Mark Thoma says economics is changing
But it's hard to deny that the questions [economists] are asking have gone through a considerable evolution since the onset of the recession, and when questions change, new models and new tools are developed to answer them.
I'm sure many people do not share this view -- they think change isn't coming fast enough or isn't radical enough. Me? I'm fine with this degree of change; I just worry about its direction. Thoma's post is all about adding complexity and relaxing assumptions of rationality. Is this a good thing?
Before I continue, let me define some terms I'll use.
- Zero-order theory: This kind of theory at best tells you orders of magnitude. Mostly it provide answers questions like: Does inflation exist?, Is growth positive or negative? or What is money? The quantity theory of money is a zero order theory. These orders of magnitude and answers aren't necessarily empirically correct. You can have an empirically correct (i.e. right) zero-order theory (within scope) or a wrong zero-order theory. You also can't tell the difference between measurement error and real fluctuations at this order.
- First order theory: This theory tells you orders of magnitude and directions of effects. Again, this can be right or wrong (within scope). The IS-LM and AD-AS models are (in some respects) first order theories. At this point you can usually tell the difference between what is a real fluctuation and what is a measurement error (at least given the first order theory).
- Higher order theory: This basically means you've gotten things right -- you have an empirically accurate first order theory -- and now you are trying to expand scope.

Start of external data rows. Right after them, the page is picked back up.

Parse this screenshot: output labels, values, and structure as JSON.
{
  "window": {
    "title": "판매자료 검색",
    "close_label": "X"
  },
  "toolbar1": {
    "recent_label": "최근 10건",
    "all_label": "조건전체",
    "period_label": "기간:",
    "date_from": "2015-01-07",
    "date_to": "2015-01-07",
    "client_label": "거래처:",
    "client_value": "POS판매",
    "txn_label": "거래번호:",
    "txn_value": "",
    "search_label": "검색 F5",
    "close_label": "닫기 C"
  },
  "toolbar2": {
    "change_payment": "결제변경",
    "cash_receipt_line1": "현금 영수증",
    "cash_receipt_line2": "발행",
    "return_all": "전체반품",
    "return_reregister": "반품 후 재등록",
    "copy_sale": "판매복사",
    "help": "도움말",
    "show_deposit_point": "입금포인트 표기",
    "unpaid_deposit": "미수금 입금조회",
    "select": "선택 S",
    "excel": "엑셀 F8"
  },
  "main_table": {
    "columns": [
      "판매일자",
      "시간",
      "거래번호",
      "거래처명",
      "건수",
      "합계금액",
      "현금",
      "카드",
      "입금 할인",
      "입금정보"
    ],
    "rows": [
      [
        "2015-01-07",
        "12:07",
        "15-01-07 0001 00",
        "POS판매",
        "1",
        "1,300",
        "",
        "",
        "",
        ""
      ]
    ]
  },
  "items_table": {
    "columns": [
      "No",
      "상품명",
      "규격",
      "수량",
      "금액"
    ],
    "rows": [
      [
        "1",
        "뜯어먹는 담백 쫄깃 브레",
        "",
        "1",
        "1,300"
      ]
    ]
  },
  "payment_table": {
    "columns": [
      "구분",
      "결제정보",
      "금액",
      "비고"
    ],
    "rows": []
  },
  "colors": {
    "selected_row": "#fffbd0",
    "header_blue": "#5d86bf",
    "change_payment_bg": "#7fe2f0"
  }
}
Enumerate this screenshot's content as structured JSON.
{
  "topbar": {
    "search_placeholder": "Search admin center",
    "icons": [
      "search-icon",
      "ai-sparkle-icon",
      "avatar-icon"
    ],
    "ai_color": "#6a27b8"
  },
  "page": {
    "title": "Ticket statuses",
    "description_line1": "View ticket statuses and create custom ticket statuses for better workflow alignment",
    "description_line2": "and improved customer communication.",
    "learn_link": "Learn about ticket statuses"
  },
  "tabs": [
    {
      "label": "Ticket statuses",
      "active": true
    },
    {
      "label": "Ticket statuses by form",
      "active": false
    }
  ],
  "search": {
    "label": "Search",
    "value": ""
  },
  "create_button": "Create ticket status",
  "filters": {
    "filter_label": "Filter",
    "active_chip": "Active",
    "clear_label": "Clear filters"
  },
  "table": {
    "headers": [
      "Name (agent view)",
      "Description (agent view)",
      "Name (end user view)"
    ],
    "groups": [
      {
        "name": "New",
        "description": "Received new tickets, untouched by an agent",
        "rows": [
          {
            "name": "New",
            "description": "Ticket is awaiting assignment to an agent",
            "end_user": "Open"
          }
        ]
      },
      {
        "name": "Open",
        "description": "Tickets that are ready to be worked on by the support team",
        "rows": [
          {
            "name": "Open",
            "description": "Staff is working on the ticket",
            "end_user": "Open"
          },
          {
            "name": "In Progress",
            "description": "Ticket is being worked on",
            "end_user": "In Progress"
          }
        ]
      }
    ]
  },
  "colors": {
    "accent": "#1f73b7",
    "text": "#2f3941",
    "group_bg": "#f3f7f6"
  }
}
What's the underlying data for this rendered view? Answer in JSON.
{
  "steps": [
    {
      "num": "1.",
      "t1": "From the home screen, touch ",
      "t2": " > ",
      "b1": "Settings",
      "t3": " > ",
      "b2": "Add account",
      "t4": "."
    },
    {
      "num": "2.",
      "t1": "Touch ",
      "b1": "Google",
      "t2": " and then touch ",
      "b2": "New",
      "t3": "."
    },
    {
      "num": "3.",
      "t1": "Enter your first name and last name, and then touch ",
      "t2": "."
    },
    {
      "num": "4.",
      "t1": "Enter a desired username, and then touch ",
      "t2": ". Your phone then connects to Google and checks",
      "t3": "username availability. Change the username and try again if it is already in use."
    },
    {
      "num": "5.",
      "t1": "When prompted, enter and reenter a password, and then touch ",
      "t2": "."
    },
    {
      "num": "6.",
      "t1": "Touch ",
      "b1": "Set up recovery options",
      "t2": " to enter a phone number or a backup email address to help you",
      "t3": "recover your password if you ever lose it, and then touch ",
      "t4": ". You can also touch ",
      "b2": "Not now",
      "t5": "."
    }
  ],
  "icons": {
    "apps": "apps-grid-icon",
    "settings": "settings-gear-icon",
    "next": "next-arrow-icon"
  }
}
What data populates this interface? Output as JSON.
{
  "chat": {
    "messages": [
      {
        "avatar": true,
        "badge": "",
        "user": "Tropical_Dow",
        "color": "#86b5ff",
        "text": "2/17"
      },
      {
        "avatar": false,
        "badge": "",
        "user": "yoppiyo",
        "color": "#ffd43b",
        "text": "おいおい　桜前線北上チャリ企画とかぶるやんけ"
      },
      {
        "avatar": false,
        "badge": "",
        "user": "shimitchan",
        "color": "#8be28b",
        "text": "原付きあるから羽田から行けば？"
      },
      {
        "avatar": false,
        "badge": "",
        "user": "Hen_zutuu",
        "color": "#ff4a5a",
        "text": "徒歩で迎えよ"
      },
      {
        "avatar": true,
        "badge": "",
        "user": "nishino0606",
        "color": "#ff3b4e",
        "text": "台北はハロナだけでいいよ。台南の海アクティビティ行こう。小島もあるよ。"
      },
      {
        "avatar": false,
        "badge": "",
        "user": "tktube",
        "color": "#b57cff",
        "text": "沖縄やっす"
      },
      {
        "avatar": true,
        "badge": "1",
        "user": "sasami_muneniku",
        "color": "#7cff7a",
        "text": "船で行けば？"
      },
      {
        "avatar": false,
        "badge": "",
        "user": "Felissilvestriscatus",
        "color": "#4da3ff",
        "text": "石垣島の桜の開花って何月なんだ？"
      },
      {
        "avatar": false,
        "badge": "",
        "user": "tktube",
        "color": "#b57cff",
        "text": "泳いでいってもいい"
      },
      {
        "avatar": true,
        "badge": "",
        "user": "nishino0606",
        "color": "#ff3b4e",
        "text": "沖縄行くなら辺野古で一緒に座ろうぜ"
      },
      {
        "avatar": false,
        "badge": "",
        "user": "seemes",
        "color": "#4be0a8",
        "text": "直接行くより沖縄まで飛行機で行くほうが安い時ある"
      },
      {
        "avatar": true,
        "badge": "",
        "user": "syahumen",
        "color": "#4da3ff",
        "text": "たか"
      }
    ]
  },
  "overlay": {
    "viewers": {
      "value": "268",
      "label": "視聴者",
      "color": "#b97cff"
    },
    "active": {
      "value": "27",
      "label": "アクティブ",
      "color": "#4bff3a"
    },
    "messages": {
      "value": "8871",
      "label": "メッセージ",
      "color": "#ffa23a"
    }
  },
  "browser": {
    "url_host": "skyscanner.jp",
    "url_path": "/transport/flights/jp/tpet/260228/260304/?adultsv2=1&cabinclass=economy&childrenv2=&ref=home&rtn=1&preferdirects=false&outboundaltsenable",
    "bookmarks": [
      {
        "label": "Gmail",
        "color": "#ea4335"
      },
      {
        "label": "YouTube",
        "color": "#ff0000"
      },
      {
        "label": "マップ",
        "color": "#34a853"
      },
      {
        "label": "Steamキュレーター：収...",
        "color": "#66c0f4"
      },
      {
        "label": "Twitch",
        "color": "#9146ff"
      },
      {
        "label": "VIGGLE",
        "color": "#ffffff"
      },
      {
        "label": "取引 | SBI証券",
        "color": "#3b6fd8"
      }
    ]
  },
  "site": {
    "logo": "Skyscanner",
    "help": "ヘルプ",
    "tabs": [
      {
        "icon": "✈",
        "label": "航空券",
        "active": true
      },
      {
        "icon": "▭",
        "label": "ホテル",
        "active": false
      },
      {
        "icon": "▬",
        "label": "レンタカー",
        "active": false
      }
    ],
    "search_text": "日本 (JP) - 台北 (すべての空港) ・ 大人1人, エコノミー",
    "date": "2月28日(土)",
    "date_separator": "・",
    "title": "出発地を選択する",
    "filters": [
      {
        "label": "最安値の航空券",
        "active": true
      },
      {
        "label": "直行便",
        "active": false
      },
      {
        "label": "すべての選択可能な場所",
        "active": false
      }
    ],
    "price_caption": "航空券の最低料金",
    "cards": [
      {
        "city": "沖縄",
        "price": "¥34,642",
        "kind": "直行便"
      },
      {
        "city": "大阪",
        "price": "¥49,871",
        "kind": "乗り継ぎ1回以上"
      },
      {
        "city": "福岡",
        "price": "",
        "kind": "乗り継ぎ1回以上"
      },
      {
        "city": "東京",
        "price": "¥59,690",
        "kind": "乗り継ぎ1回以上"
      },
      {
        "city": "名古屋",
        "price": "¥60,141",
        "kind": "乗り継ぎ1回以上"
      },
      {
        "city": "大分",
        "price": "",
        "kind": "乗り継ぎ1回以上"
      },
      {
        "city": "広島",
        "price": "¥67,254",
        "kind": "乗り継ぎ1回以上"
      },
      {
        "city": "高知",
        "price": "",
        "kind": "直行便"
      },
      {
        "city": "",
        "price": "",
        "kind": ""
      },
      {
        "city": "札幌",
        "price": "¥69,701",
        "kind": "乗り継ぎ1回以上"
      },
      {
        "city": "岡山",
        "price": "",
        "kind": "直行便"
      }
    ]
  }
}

My mental picture is a "Taylor expansion" of a theory T with a scale x₀ (that sets scope) -- the scope of the zero order theory is e.g. δx << x₀ while the scope of the first order theory is e.g. δx² << x₀². A higher order theory can handle most values of δx. It looks something like this:
Each term added is a new effective theory with increased scope. Also note that a framework in a sense tells you how to go from zero order theory to first order to higher order (e.g. the scales and and how the theories relate to one another). It's not absolutely necessary, but is extremely useful because it organizes all of the empirical successes of zero order (and higher) theories.
And finally, a theory that gets better (by some metric) as you proceed from zero order to higher order is a progressive research program. One that doesn't get better (n.b. it doesn't actually have to get worse) is a degenerative research program.
There was a dominant macro paradigm that wasn't all that empirically accurate and seemed to predict that something like the global recession would not occur and that inequality was just about differences in effort. Economics as a profession seems to believe this paradigm was a first order theory. That is what I gather from Mark Thoma's post.
The financial crisis of 2008 was a striking failure of that paradigm. Note that we don't need to know if a financial crisis causes or is the effect of macro fluctuations to assert this. Thoma tells us what that pre-2008 paradigm said:
Our modern financial system couldn't crash like those antiquated systems that were around during and before the Great Depression. There was no need to include it in our macro models, at least not in any detail, or even ask questions about what might happen if there was a financial crisis. ... In the past, the Taylor rule was praised as responsible for the Great Moderation. We had discovered the key to a stable economy.
So 2008 was not the kind of event that happens in that paradigm and now monetary policy is under scrutiny. But, Thoma says, economics is changing -- by adding complexity: new monetary policy goals, adding financial sectors and asymmetric bargaining power.
But if you first order theory fails in its first order tasks (within scope), you don't go constructing a second order theory from it. You really only have three choices: 1) reduce the scope of the existing theory, 2) try other first order theories or 3) go back to zero order. We can consider the first two options represented by Dani Rodrik (using models only for their original purpose) and Paul Krugman (a "return to depression economics" like the ISLM model), respectively.
But the existing theory was never very empirically accurate so reducing its scope makes it all the more useless. And the general lack of scope conditions in economic models means we can't really choose which other first order theories apply ex ante, only ex post. Macroeconomists become "economic doctors" in Simon Wren-Lewis's vision.
That is the existential crisis macroeconomics is finding itself in. The only choice left is the one that is hardest for an established field to take: go back to the drawing board and come up with some new zero order theories .
 That's where the information equilibrium framework comes in. It represents a new framework for constructing zero order theories (and expanding them to first order).